So 32 nations are preparing for a blast, but what do you do when your team won’t be playing? Lebanon didn’t qualify to enter the World Cup this year. In fact, it never has. But since April, an exuberant fervour has been surging steadily towards a crescendo. This scrap of a country is not going to be done out of a chance to jump on a bandwagon, wave flags, chant in the street and act like its all a matter of life and death – when, for once in Lebanon, it isn’t.
Of course, if your own colours aren’t out there then you have to go for second best. I still remember the 1998 final when Brixton, London, watched fairly unmoved as France beat Brazil in its only win to date. The house of the Malagasy family next-door nearly left the ground and the next day their little shop was closed, and on the window was scrawled the simple explanation, “We won”.
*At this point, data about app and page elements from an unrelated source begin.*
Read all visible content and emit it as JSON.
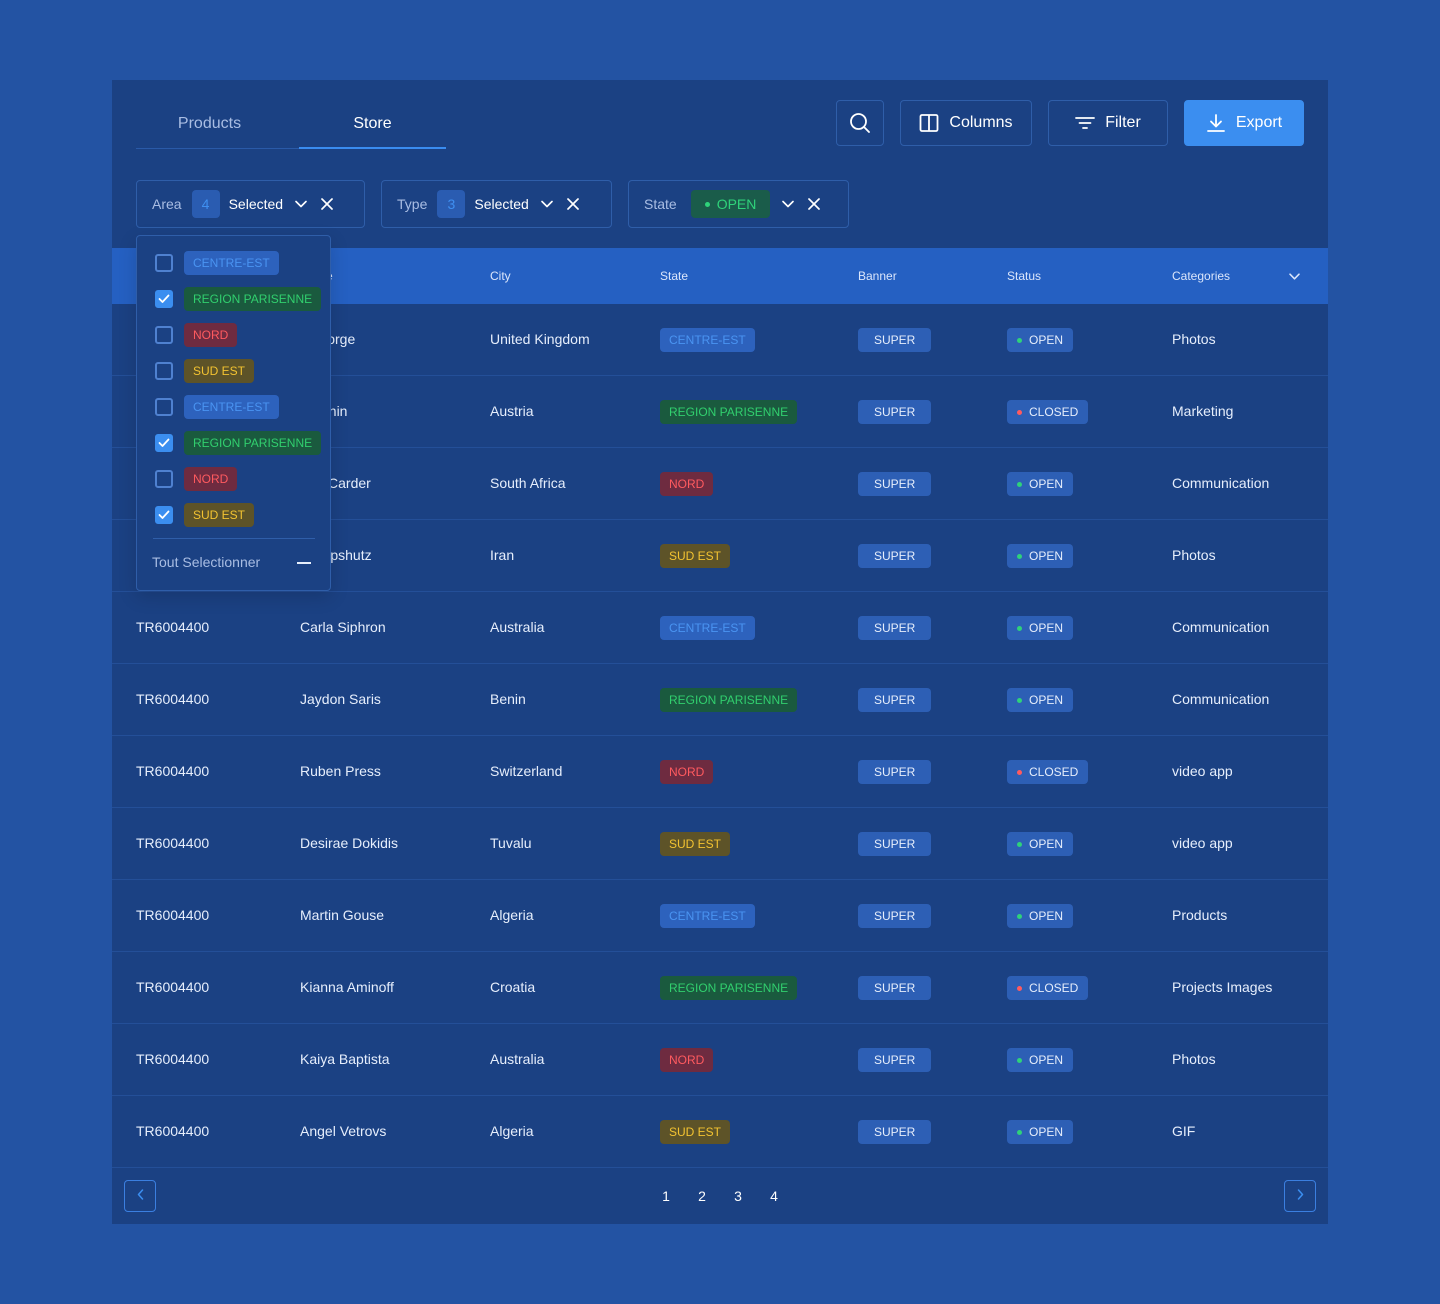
{
  "tabs": [
    {
      "label": "Products"
    },
    {
      "label": "Store"
    }
  ],
  "toolbar": {
    "search_icon": "search-icon",
    "columns_label": "Columns",
    "filter_label": "Filter",
    "export_label": "Export"
  },
  "filters": {
    "area": {
      "label": "Area",
      "count": "4",
      "selected": "Selected"
    },
    "type": {
      "label": "Type",
      "count": "3",
      "selected": "Selected"
    },
    "state": {
      "label": "State",
      "value": "OPEN"
    }
  },
  "table": {
    "headers": {
      "col1": "",
      "col2": "e",
      "city": "City",
      "state": "State",
      "banner": "Banner",
      "status": "Status",
      "categories": "Categories"
    },
    "rows": [
      {
        "id": "",
        "name": "r George",
        "city": "United Kingdom",
        "state": "CENTRE-EST",
        "banner": "SUPER",
        "status": "OPEN",
        "category": "Photos"
      },
      {
        "id": "",
        "name": "y Donin",
        "city": "Austria",
        "state": "REGION PARISENNE",
        "banner": "SUPER",
        "status": "CLOSED",
        "category": "Marketing"
      },
      {
        "id": "",
        "name": "ofer Carder",
        "city": "South Africa",
        "state": "NORD",
        "banner": "SUPER",
        "status": "OPEN",
        "category": "Communication"
      },
      {
        "id": "",
        "name": "on Lipshutz",
        "city": "Iran",
        "state": "SUD EST",
        "banner": "SUPER",
        "status": "OPEN",
        "category": "Photos"
      },
      {
        "id": "TR6004400",
        "name": "Carla Siphron",
        "city": "Australia",
        "state": "CENTRE-EST",
        "banner": "SUPER",
        "status": "OPEN",
        "category": "Communication"
      },
      {
        "id": "TR6004400",
        "name": "Jaydon Saris",
        "city": "Benin",
        "state": "REGION PARISENNE",
        "banner": "SUPER",
        "status": "OPEN",
        "category": "Communication"
      },
      {
        "id": "TR6004400",
        "name": "Ruben Press",
        "city": "Switzerland",
        "state": "NORD",
        "banner": "SUPER",
        "status": "CLOSED",
        "category": "video app"
      },
      {
        "id": "TR6004400",
        "name": "Desirae Dokidis",
        "city": "Tuvalu",
        "state": "SUD EST",
        "banner": "SUPER",
        "status": "OPEN",
        "category": "video app"
      },
      {
        "id": "TR6004400",
        "name": "Martin Gouse",
        "city": "Algeria",
        "state": "CENTRE-EST",
        "banner": "SUPER",
        "status": "OPEN",
        "category": "Products"
      },
      {
        "id": "TR6004400",
        "name": "Kianna Aminoff",
        "city": "Croatia",
        "state": "REGION PARISENNE",
        "banner": "SUPER",
        "status": "CLOSED",
        "category": "Projects Images"
      },
      {
        "id": "TR6004400",
        "name": "Kaiya Baptista",
        "city": "Australia",
        "state": "NORD",
        "banner": "SUPER",
        "status": "OPEN",
        "category": "Photos"
      },
      {
        "id": "TR6004400",
        "name": "Angel Vetrovs",
        "city": "Algeria",
        "state": "SUD EST",
        "banner": "SUPER",
        "status": "OPEN",
        "category": "GIF"
      }
    ]
  },
  "pagination": {
    "pages": [
      "1",
      "2",
      "3",
      "4"
    ]
  },
  "area_dropdown": {
    "options": [
      {
        "label": "CENTRE-EST",
        "checked": false
      },
      {
        "label": "REGION PARISENNE",
        "checked": true
      },
      {
        "label": "NORD",
        "checked": false
      },
      {
        "label": "SUD EST",
        "checked": false
      },
      {
        "label": "CENTRE-EST",
        "checked": false
      },
      {
        "label": "REGION PARISENNE",
        "checked": true
      },
      {
        "label": "NORD",
        "checked": false
      },
      {
        "label": "SUD EST",
        "checked": true
      }
    ],
    "select_all_label": "Tout Selectionner"
  },
  "colors": {
    "background": "#2353a3",
    "panel": "#1b4183",
    "accent": "#3b8ef0",
    "open": "#2fd27a",
    "closed": "#ff5a5f"
  }
}
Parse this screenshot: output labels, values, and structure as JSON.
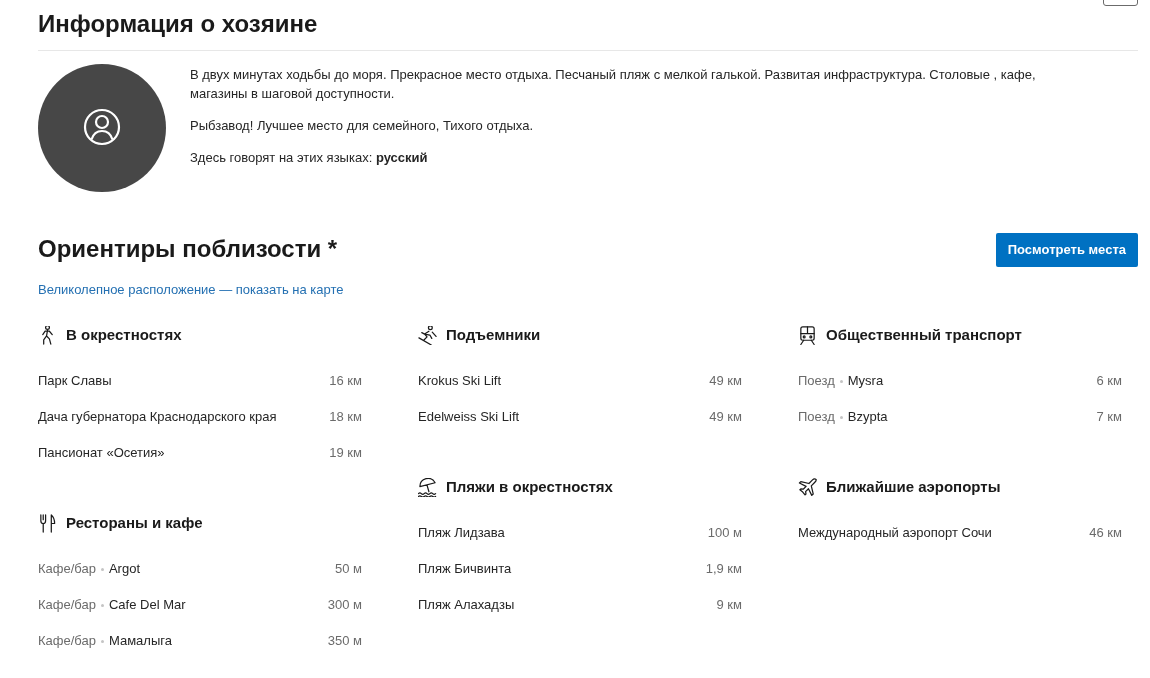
{
  "host_info": {
    "title": "Информация о хозяине",
    "paragraphs": [
      "В двух минутах ходьбы до моря. Прекрасное место отдыха. Песчаный пляж с мелкой галькой. Развитая инфраструктура. Столовые , кафе, магазины в шаговой доступности.",
      "Рыбзавод! Лучшее место для семейного, Тихого отдыха."
    ],
    "languages": "Здесь говорят на этих языках: **русский**"
  },
  "nearby": {
    "title": "Ориентиры поблизости *",
    "button": "Посмотреть места",
    "map_link": "Великолепное расположение — показать на карте",
    "columns": [
      [
        {
          "kind": "walk",
          "title": "В окрестностях",
          "places": [
            {
              "name": "Парк Славы",
              "distance": "16 км"
            },
            {
              "name": "Дача губернатора Краснодарского края",
              "distance": "18 км"
            },
            {
              "name": "Пансионат «Осетия»",
              "distance": "19 км"
            }
          ]
        },
        {
          "kind": "restaurant",
          "title": "Рестораны и кафе",
          "places": [
            {
              "type": "Кафе/бар",
              "name": "Argot",
              "distance": "50 м"
            },
            {
              "type": "Кафе/бар",
              "name": "Cafe Del Mar",
              "distance": "300 м"
            },
            {
              "type": "Кафе/бар",
              "name": "Мамалыга",
              "distance": "350 м"
            }
          ]
        }
      ],
      [
        {
          "kind": "ski",
          "title": "Подъемники",
          "places": [
            {
              "name": "Krokus Ski Lift",
              "distance": "49 км"
            },
            {
              "name": "Edelweiss Ski Lift",
              "distance": "49 км"
            }
          ]
        },
        {
          "kind": "beach",
          "title": "Пляжи в окрестностях",
          "places": [
            {
              "name": "Пляж Лидзава",
              "distance": "100 м"
            },
            {
              "name": "Пляж Бичвинта",
              "distance": "1,9 км"
            },
            {
              "name": "Пляж Алахадзы",
              "distance": "9 км"
            }
          ]
        }
      ],
      [
        {
          "kind": "train",
          "title": "Общественный транспорт",
          "places": [
            {
              "type": "Поезд",
              "name": "Mysra",
              "distance": "6 км"
            },
            {
              "type": "Поезд",
              "name": "Bzypta",
              "distance": "7 км"
            }
          ]
        },
        {
          "kind": "airport",
          "title": "Ближайшие аэропорты",
          "places": [
            {
              "name": "Международный аэропорт Сочи",
              "distance": "46 км"
            }
          ]
        }
      ]
    ]
  }
}
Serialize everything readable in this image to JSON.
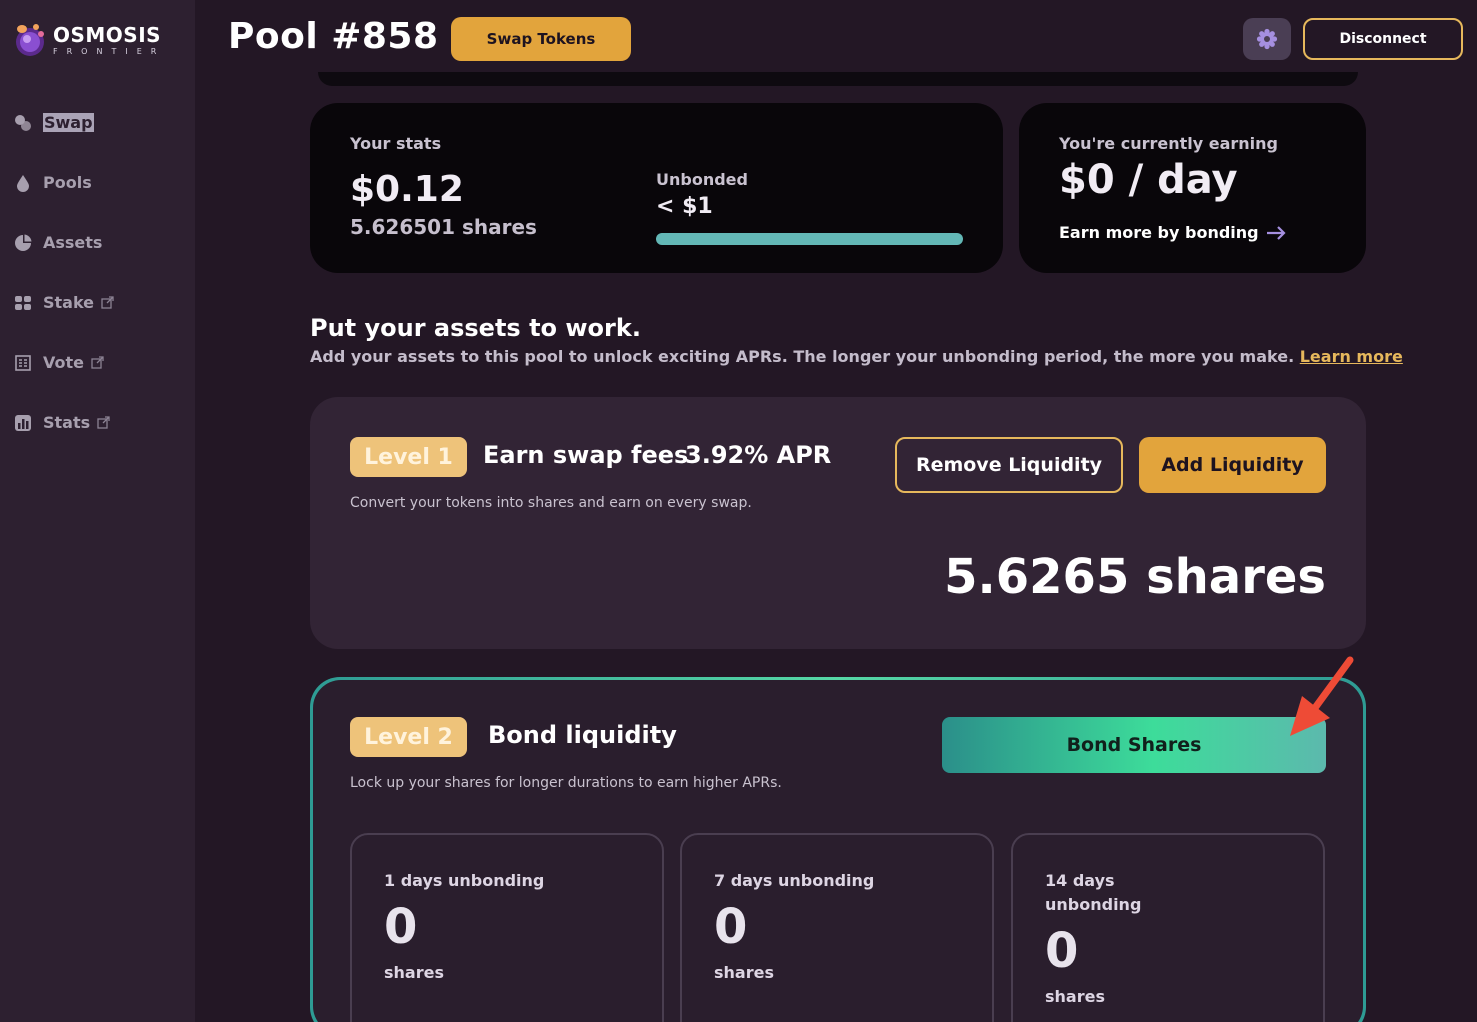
{
  "brand": {
    "title": "OSMOSIS",
    "subtitle": "FRONTIER"
  },
  "sidebar": {
    "items": [
      {
        "label": "Swap",
        "icon": "swap-icon",
        "external": false,
        "active": true
      },
      {
        "label": "Pools",
        "icon": "pools-icon",
        "external": false
      },
      {
        "label": "Assets",
        "icon": "assets-icon",
        "external": false
      },
      {
        "label": "Stake",
        "icon": "stake-icon",
        "external": true
      },
      {
        "label": "Vote",
        "icon": "vote-icon",
        "external": true
      },
      {
        "label": "Stats",
        "icon": "stats-icon",
        "external": true
      }
    ]
  },
  "header": {
    "title": "Pool #858",
    "swap_button": "Swap Tokens",
    "settings_icon": "gear-icon",
    "disconnect_button": "Disconnect"
  },
  "stats": {
    "label": "Your stats",
    "value": "$0.12",
    "shares": "5.626501 shares",
    "unbonded_label": "Unbonded",
    "unbonded_value": "< $1",
    "unbonded_progress": 1.0
  },
  "earning": {
    "label": "You're currently earning",
    "value": "$0 / day",
    "link": "Earn more by bonding"
  },
  "section": {
    "title": "Put your assets to work.",
    "description": "Add your assets to this pool to unlock exciting APRs. The longer your unbonding period, the more you make.",
    "learn_more": "Learn more"
  },
  "level1": {
    "badge": "Level 1",
    "title": "Earn swap fees",
    "apr": "3.92% APR",
    "description": "Convert your tokens into shares and earn on every swap.",
    "remove_button": "Remove Liquidity",
    "add_button": "Add Liquidity",
    "shares": "5.6265 shares"
  },
  "level2": {
    "badge": "Level 2",
    "title": "Bond liquidity",
    "description": "Lock up your shares for longer durations to earn higher APRs.",
    "bond_button": "Bond Shares",
    "durations": [
      {
        "title": "1 days unbonding",
        "value": "0",
        "unit": "shares"
      },
      {
        "title": "7 days unbonding",
        "value": "0",
        "unit": "shares"
      },
      {
        "title": "14 days unbonding",
        "value": "0",
        "unit": "shares"
      }
    ]
  },
  "colors": {
    "background": "#231725",
    "sidebar": "#2d2030",
    "accent": "#e2a43c",
    "teal": "#3ddc9a",
    "annotation_arrow": "#ee4b36"
  }
}
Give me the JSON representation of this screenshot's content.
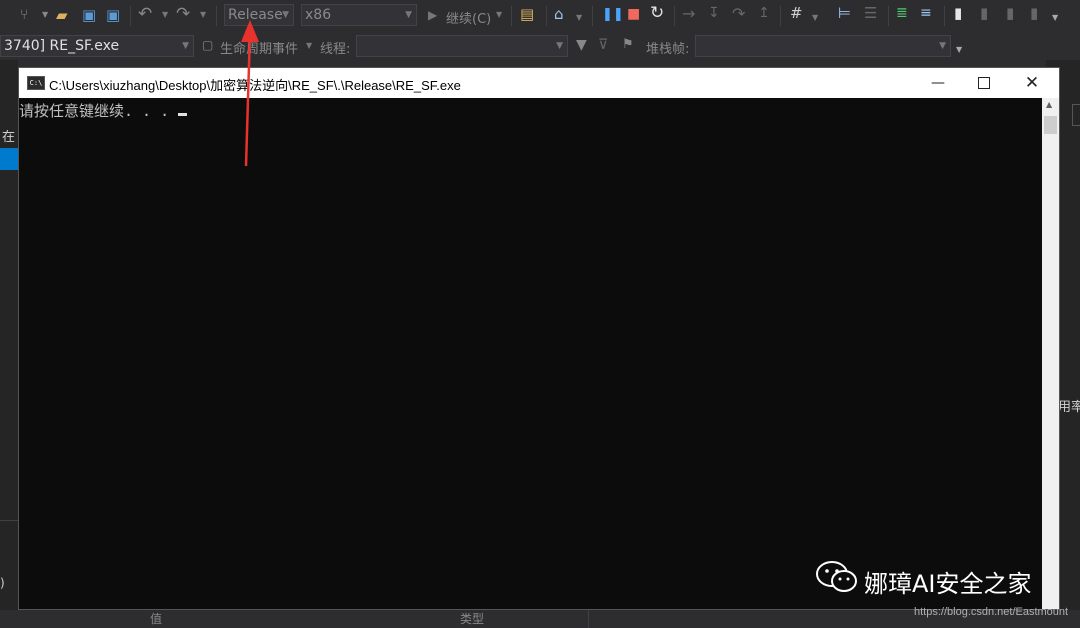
{
  "toolbar": {
    "config_combo": "Release",
    "platform_combo": "x86",
    "continue_label": "继续(C)"
  },
  "debug_bar": {
    "process_combo": "3740] RE_SF.exe",
    "lifecycle_label": "生命周期事件",
    "thread_label": "线程:",
    "stack_label": "堆栈帧:"
  },
  "left_panel": {
    "partial_text": "在"
  },
  "right_panel": {
    "partial_text": "用率"
  },
  "console": {
    "title": "C:\\Users\\xiuzhang\\Desktop\\加密算法逆向\\RE_SF\\.\\Release\\RE_SF.exe",
    "output": "请按任意键继续. . . ",
    "app_badge": "C:\\"
  },
  "bottom": {
    "col_value": "值",
    "col_type": "类型",
    "left_partial": ")"
  },
  "watermark": {
    "name": "娜璋AI安全之家",
    "url": "https://blog.csdn.net/Eastmount"
  },
  "annotation": {
    "arrow_color": "#e8322d"
  }
}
So Madagascar, which has also never qualified, will be routing for France again as a former colony, and you might think Lebanon would have similar sympathies with its former protectorate power. But in reality you see relatively little support for France, when you consider that the national flag used to be the tricolore plus a cedar.
Or you might think that the population of Lebanon would choose Algeria, the only Arab nation to qualify, as their cultural next of kin. Think again. Many Lebanese even insist they are Phoenecian and not Arab. And Greece, which is, geographically, the closest qualifier, doesn’t even get lip-service when it comes to football.
After a lot of fieldwork, I have a few theories to share on the Lebanese obsession with a Cup that has never been remotely within their reach.
Observation: In the capital Germany’s colours fly everywhere, whereas in the rest of Lebanon Brazil flags are more common.
Theory: The urbane Beirutis, being modern and sophisticated, are also pro-European, while the rest of the population – unfairly dismissed as yokels by the former – identify more with the emerging markets of Latin America and the rustic underdog who came good.
Observation: Many cars bear two different flags, because older generations support either Brazil or Germany while their kids opt for Spain or Italy.
Theory: Young Lebanese are influenced in football as in fashion. They feel a strong desire to coordinate their Gucci shades and their favourite team.
Observation: There have been reports that the politician Michel Aoun has a closet loyalty towards the Netherlands because…they share the signature colour orange.
Theory: If other parties follow suit, for aesthetic reasons or out of an overblown sense of loyalty, those backing Hizbollah may fly Brazil’s Auriverde next to their own green and yellow flag (that would be the one featuring an AK-47), and the Argentine flag will appear alongside that of Hariri.
Observation: Take a list of qualifiers and run your eye over the ones with past World Cup wins. Brazil – five, Italy – four, Germany – three, Argentina – two. That is pretty much the ratio of the clouds of flags pinned to cars, balconies and stores throughout Lebanon.
Theory: Basically the strategy is: choose the winning team. This may be the only chance Lebanese get to choose their side. Other more important commitments in life are down to the toss of a die over which community they are born into. With the Cup you can even change your mind once every four years. Savour the decision.
To all this conjecture, we can add one truism: the Lebanese like to disagree at close quarters. Where’s the fun if you all support the same team and your closest opponents are in another country? So being a fan is not so much about joining a like-minded community as throwing your heart into one big joyous battle.
Perhaps I have not been here long enough to discern the subtle logic of loyalties, or perhaps like so many things football is no science.
This piece was written for Lonely Planet’s Global World Cup round-up.